> **ACTIVITY**
Read through the data, and wherever a line holds the word "rest", write that line out.

App and web page records:

▬▬▬▬▬▬

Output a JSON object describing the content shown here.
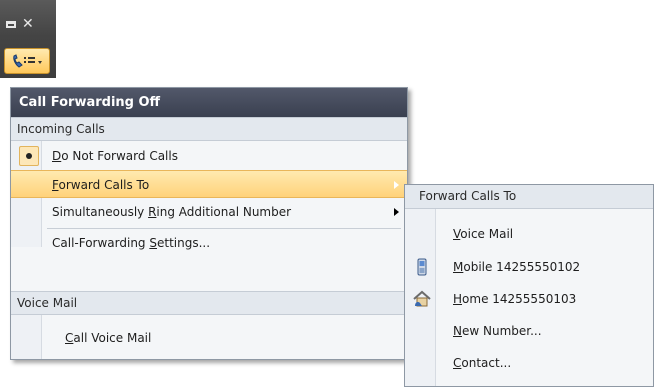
{
  "titlebar": {
    "buttons": [
      "minimize",
      "close"
    ]
  },
  "toolbar": {
    "call_forward_icon": "call-forward-phone-icon"
  },
  "menu": {
    "header": "Call Forwarding Off",
    "incoming_section": "Incoming Calls",
    "items": {
      "do_not_forward": {
        "accel": "D",
        "rest": "o Not Forward Calls"
      },
      "forward_calls_to": {
        "accel": "F",
        "rest": "orward Calls To"
      },
      "simultaneously_ring": {
        "pre": "Simultaneously ",
        "accel": "R",
        "rest": "ing Additional Number"
      },
      "settings": {
        "pre": "Call-Forwarding ",
        "accel": "S",
        "rest": "ettings..."
      }
    },
    "voicemail_section": "Voice Mail",
    "call_voicemail": {
      "accel": "C",
      "rest": "all Voice Mail"
    }
  },
  "submenu": {
    "header": "Forward Calls To",
    "items": {
      "voice_mail": {
        "accel": "V",
        "rest": "oice Mail"
      },
      "mobile": {
        "accel": "M",
        "rest": "obile 14255550102",
        "icon": "mobile-phone-icon"
      },
      "home": {
        "accel": "H",
        "rest": "ome 14255550103",
        "icon": "home-phone-icon"
      },
      "new_number": {
        "accel": "N",
        "rest": "ew Number..."
      },
      "contact": {
        "accel": "C",
        "rest": "ontact..."
      }
    }
  },
  "colors": {
    "header_bg": "#3a4050",
    "hover": "#ffd27a",
    "menu_bg": "#f4f6f8"
  }
}
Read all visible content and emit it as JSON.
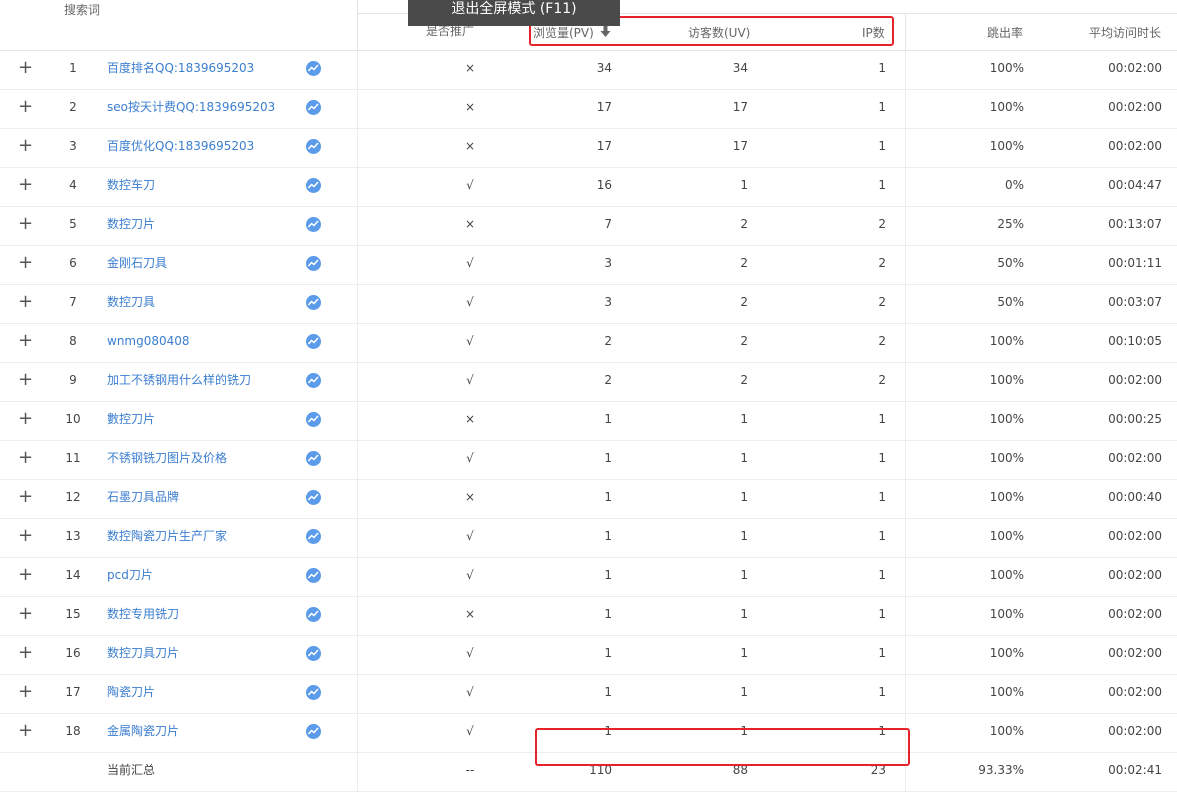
{
  "banner": "退出全屏模式 (F11)",
  "header": {
    "keyword": "搜索词",
    "promoted": "是否推广",
    "pv": "浏览量(PV)",
    "uv": "访客数(UV)",
    "ip": "IP数",
    "bounce": "跳出率",
    "duration": "平均访问时长",
    "sort_icon": "arrow-down-icon"
  },
  "rows": [
    {
      "idx": "1",
      "keyword": "百度排名QQ:1839695203",
      "promoted": "×",
      "pv": "34",
      "uv": "34",
      "ip": "1",
      "bounce": "100%",
      "duration": "00:02:00"
    },
    {
      "idx": "2",
      "keyword": "seo按天计费QQ:1839695203",
      "promoted": "×",
      "pv": "17",
      "uv": "17",
      "ip": "1",
      "bounce": "100%",
      "duration": "00:02:00"
    },
    {
      "idx": "3",
      "keyword": "百度优化QQ:1839695203",
      "promoted": "×",
      "pv": "17",
      "uv": "17",
      "ip": "1",
      "bounce": "100%",
      "duration": "00:02:00"
    },
    {
      "idx": "4",
      "keyword": "数控车刀",
      "promoted": "√",
      "pv": "16",
      "uv": "1",
      "ip": "1",
      "bounce": "0%",
      "duration": "00:04:47"
    },
    {
      "idx": "5",
      "keyword": "数控刀片",
      "promoted": "×",
      "pv": "7",
      "uv": "2",
      "ip": "2",
      "bounce": "25%",
      "duration": "00:13:07"
    },
    {
      "idx": "6",
      "keyword": "金刚石刀具",
      "promoted": "√",
      "pv": "3",
      "uv": "2",
      "ip": "2",
      "bounce": "50%",
      "duration": "00:01:11"
    },
    {
      "idx": "7",
      "keyword": "数控刀具",
      "promoted": "√",
      "pv": "3",
      "uv": "2",
      "ip": "2",
      "bounce": "50%",
      "duration": "00:03:07"
    },
    {
      "idx": "8",
      "keyword": "wnmg080408",
      "promoted": "√",
      "pv": "2",
      "uv": "2",
      "ip": "2",
      "bounce": "100%",
      "duration": "00:10:05"
    },
    {
      "idx": "9",
      "keyword": "加工不锈钢用什么样的铣刀",
      "promoted": "√",
      "pv": "2",
      "uv": "2",
      "ip": "2",
      "bounce": "100%",
      "duration": "00:02:00"
    },
    {
      "idx": "10",
      "keyword": "數控刀片",
      "promoted": "×",
      "pv": "1",
      "uv": "1",
      "ip": "1",
      "bounce": "100%",
      "duration": "00:00:25"
    },
    {
      "idx": "11",
      "keyword": "不锈钢铣刀图片及价格",
      "promoted": "√",
      "pv": "1",
      "uv": "1",
      "ip": "1",
      "bounce": "100%",
      "duration": "00:02:00"
    },
    {
      "idx": "12",
      "keyword": "石墨刀具品牌",
      "promoted": "×",
      "pv": "1",
      "uv": "1",
      "ip": "1",
      "bounce": "100%",
      "duration": "00:00:40"
    },
    {
      "idx": "13",
      "keyword": "数控陶瓷刀片生产厂家",
      "promoted": "√",
      "pv": "1",
      "uv": "1",
      "ip": "1",
      "bounce": "100%",
      "duration": "00:02:00"
    },
    {
      "idx": "14",
      "keyword": "pcd刀片",
      "promoted": "√",
      "pv": "1",
      "uv": "1",
      "ip": "1",
      "bounce": "100%",
      "duration": "00:02:00"
    },
    {
      "idx": "15",
      "keyword": "数控专用铣刀",
      "promoted": "×",
      "pv": "1",
      "uv": "1",
      "ip": "1",
      "bounce": "100%",
      "duration": "00:02:00"
    },
    {
      "idx": "16",
      "keyword": "数控刀具刀片",
      "promoted": "√",
      "pv": "1",
      "uv": "1",
      "ip": "1",
      "bounce": "100%",
      "duration": "00:02:00"
    },
    {
      "idx": "17",
      "keyword": "陶瓷刀片",
      "promoted": "√",
      "pv": "1",
      "uv": "1",
      "ip": "1",
      "bounce": "100%",
      "duration": "00:02:00"
    },
    {
      "idx": "18",
      "keyword": "金属陶瓷刀片",
      "promoted": "√",
      "pv": "1",
      "uv": "1",
      "ip": "1",
      "bounce": "100%",
      "duration": "00:02:00"
    }
  ],
  "total": {
    "label": "当前汇总",
    "promoted": "--",
    "pv": "110",
    "uv": "88",
    "ip": "23",
    "bounce": "93.33%",
    "duration": "00:02:41"
  },
  "colors": {
    "link": "#3b7ecf",
    "highlight": "#e6232a",
    "accent": "#3a8de0"
  }
}
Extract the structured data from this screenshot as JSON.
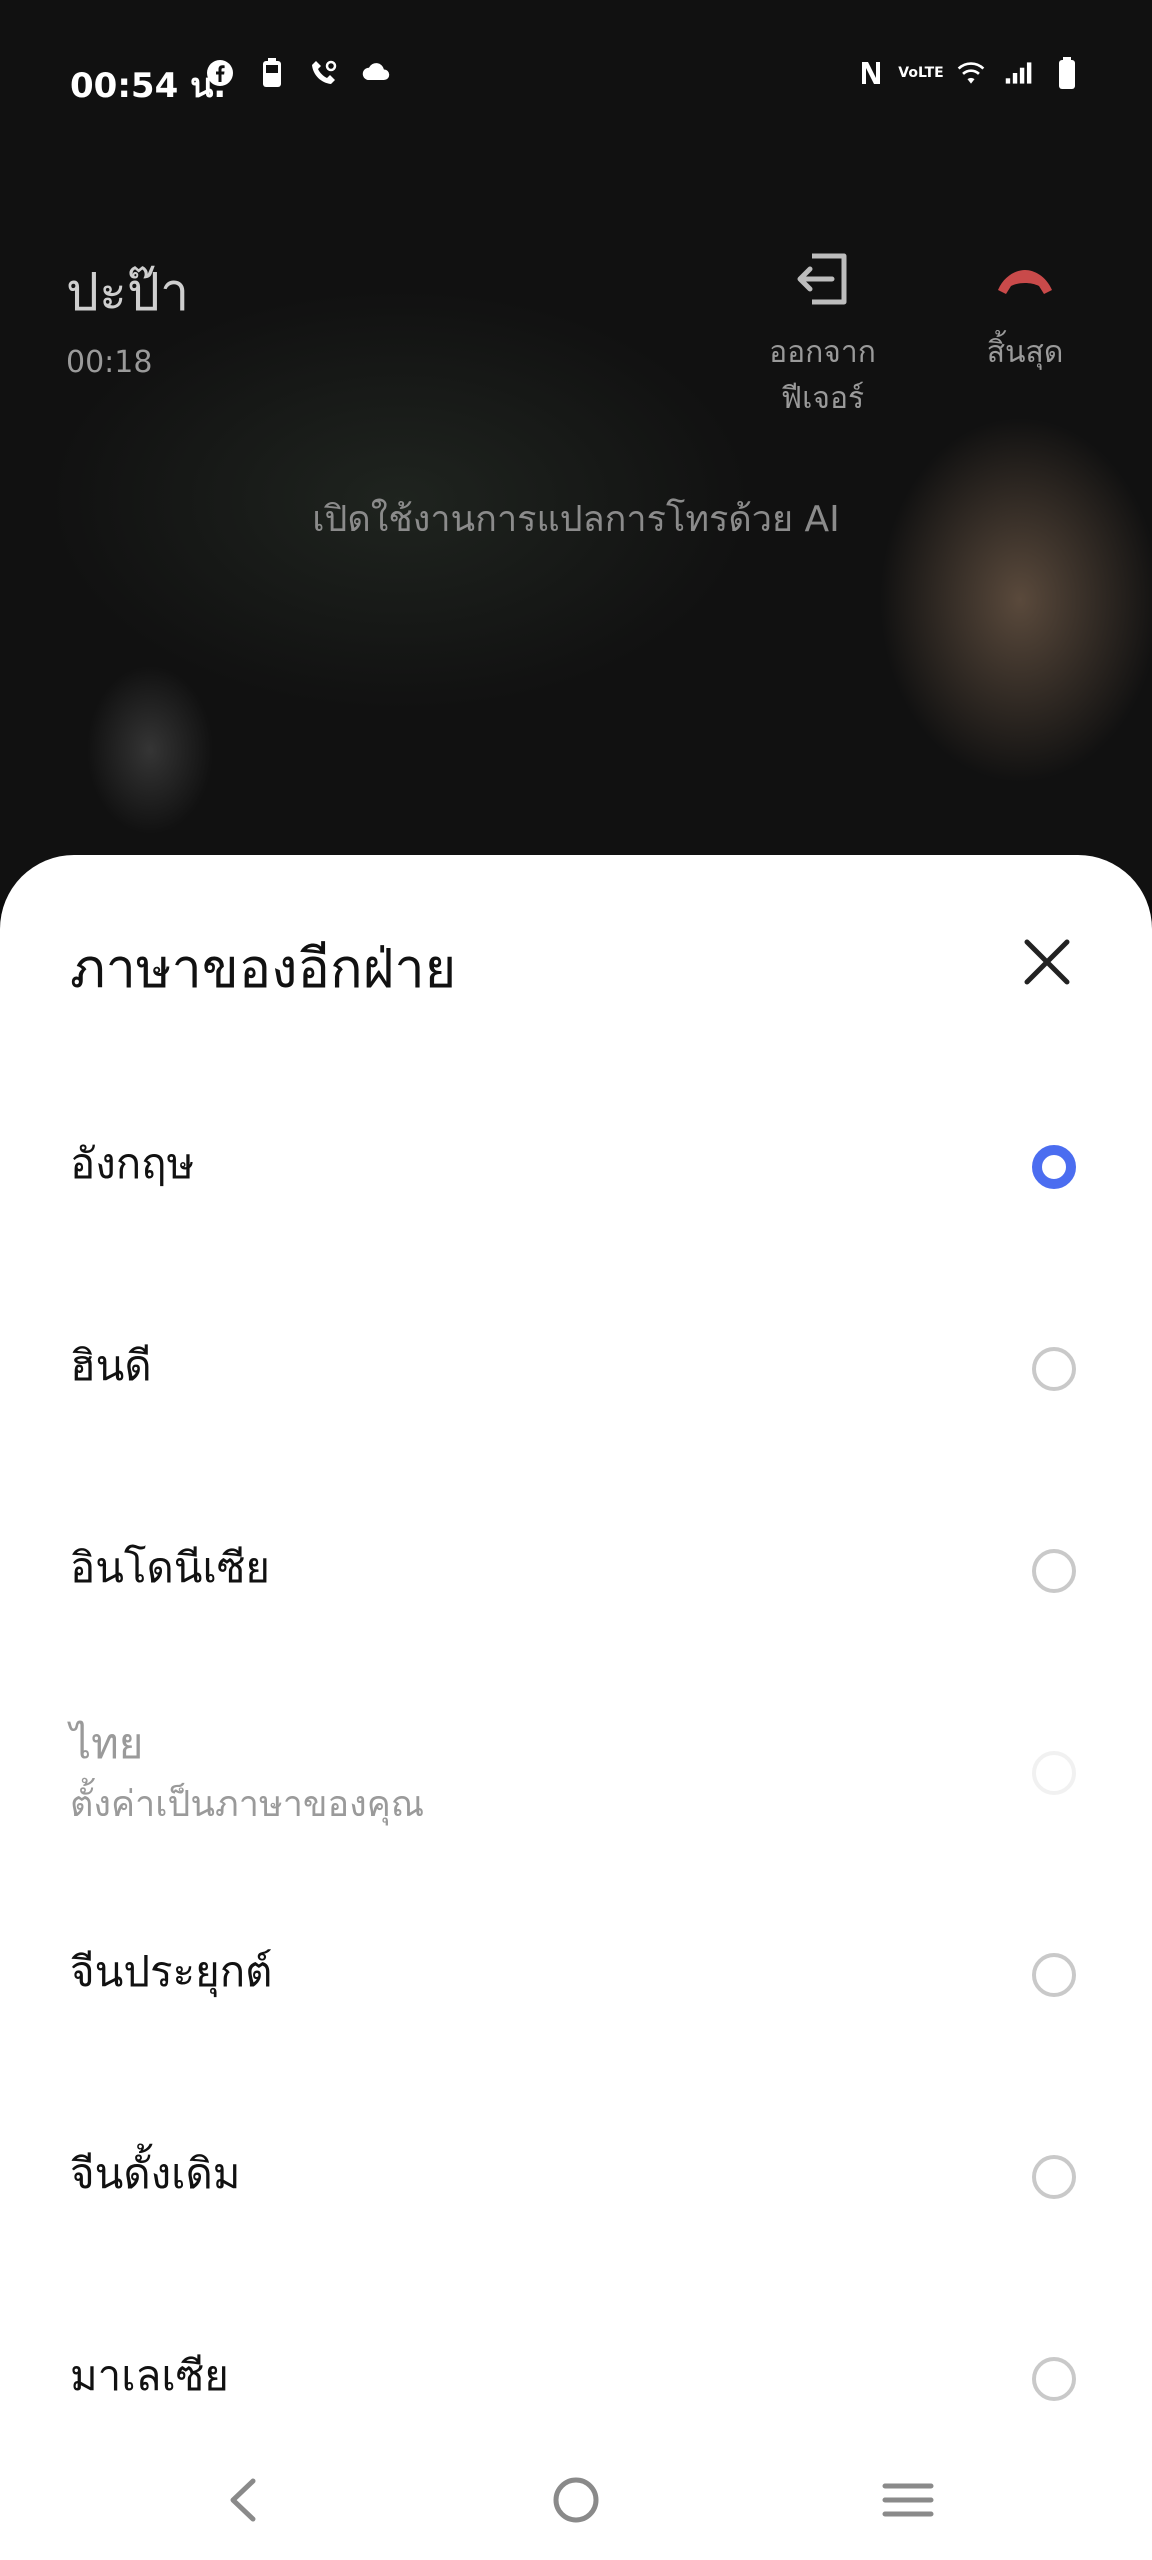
{
  "status_bar": {
    "time": "00:54 น.",
    "left_icons": [
      "facebook-icon",
      "battery-saver-icon",
      "call-icon",
      "cloud-icon"
    ],
    "right_icons": [
      "nfc-icon",
      "volte-icon",
      "wifi-icon",
      "signal-icon",
      "battery-icon"
    ],
    "volte_text": "VoLTE"
  },
  "call": {
    "caller_name": "ปะป๊า",
    "timer": "00:18",
    "exit_label_line1": "ออกจาก",
    "exit_label_line2": "ฟีเจอร์",
    "end_label": "สิ้นสุด",
    "ai_banner": "เปิดใช้งานการแปลการโทรด้วย AI",
    "end_color": "#c94a4a"
  },
  "sheet": {
    "title": "ภาษาของอีกฝ่าย",
    "accent": "#4b6df0",
    "options": [
      {
        "name": "อังกฤษ",
        "selected": true
      },
      {
        "name": "ฮินดี",
        "selected": false
      },
      {
        "name": "อินโดนีเซีย",
        "selected": false
      },
      {
        "name": "ไทย",
        "subtitle": "ตั้งค่าเป็นภาษาของคุณ",
        "disabled": true
      },
      {
        "name": "จีนประยุกต์",
        "selected": false
      },
      {
        "name": "จีนดั้งเดิม",
        "selected": false
      },
      {
        "name": "มาเลเซีย",
        "selected": false
      }
    ]
  },
  "nav_bar": {
    "buttons": [
      "back-icon",
      "home-icon",
      "recents-icon"
    ]
  }
}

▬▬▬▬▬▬

> **SOLUTION FOR THIS TASK**
        "rest": "o Not Forward Calls"
        "rest": "orward Calls To"
        "rest": "ing Additional Number"
        "rest": "ettings..."
      "rest": "all Voice Mail"
        "rest": "oice Mail"
        "rest": "obile 14255550102",
        "rest": "ome 14255550103",
        "rest": "ew Number..."
        "rest": "ontact..."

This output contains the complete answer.